Oya, mother goddess of the Niger, standing with her arms embracing two children who are also standing in front of her, mouths sucking and drawing out her taut breasts.102

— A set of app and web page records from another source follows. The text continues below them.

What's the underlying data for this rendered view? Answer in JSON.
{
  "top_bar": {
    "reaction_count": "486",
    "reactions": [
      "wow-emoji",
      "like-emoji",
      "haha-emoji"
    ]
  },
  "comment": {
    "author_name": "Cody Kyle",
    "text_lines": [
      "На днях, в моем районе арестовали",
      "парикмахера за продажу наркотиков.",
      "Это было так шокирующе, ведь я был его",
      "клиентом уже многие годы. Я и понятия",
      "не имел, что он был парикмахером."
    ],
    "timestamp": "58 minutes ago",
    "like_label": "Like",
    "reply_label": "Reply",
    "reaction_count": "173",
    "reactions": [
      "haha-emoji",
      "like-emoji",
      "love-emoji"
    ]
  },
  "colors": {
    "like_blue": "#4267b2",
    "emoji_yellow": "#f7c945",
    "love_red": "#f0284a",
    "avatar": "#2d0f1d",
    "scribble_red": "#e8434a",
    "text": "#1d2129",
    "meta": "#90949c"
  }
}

God the Mother has a long and involved history that has been carried over into and greatly influenced modern religious practices. Known also as the Great Mother (Magna Mater) in the Latin-speaking world, she evolved into distinct entities with the different cultures. Her main role was as a benefactor and intercessor for humanity. Almost always she was coupled to a male god who, for fear of his anger, judgment, and wrath, was viewed as unapproachable by human beings. A prime example of this is the cult of Isis, one of the most important goddesses of ancient Egypt and of the whole Mediterranean basin. Her name is the Greek form of the hieroglyph that stands for 'throne,' a feminine noun, and also represents 'queen.' In ancient Egypt the royal inheritance was matrilineal--from mother to daughter. Thus the man who married the queen became the king. Later (ca. 1000 bce) as her cult took form, she became the wife of her brother Osiris and by him had a son named Horus. Through her care and shelter of her son she became the goddess of protection, and both became known as the perfect mother and son. Her chief aspect, however, was that of a great enchantress whose power transcended that of all other deities. Isis protected the dead in particular and until the coming of Christianity was the most popular goddess in Egypt and surroundings. As such her fame spread to the Greeks and through them around the Mediterranean basin. Her role as mother developed into a more important aspect, for motherhood was one of the functions of all the great goddesses and she herself was a life-giver. As mother, Isis was primarily represented in the maternal attitude of breast-feeding Horus, her child, on her lap. Temples to her were established throughout Europe as Egypt came under Roman rule, and it was Rome itself that became the new center of her worship. At this period of romanized Egypt, Christianity was introduced and developed alongside of the olde established religions. The naturalistic type of art carried away many of the stylized conventions of the past and it is now difficult to distinguish between pagan and Christian figures of the mother and child. This assimilation of the Christian mother Mary from the pagan mother goddess Isis is noted in a variety of sources: "the remarkable resemblance between this conception [of Isis suckling Horus] of the kourotrophos103 and that of the Madonna and Child in the art of the Italian Renascence,"104 "l'image intime et vivante d'Isis avec l'enfant Harpocrate [Horus] devrait tre considerée comme prototype de la Madone avec l'enfant Jesus."105 This, then, is the stepping stone between ancient and modern religions: the assimilation of a 'pagan' goddess with child into a Christian goddess with child: "Isis comme le grand percurseur de la Madone ... une continuite du culte d'Isis celui de la Vierge Marie; ... la resseamblance entre Isis lactans et Maria lactans est a la fois inconographique et theologique."106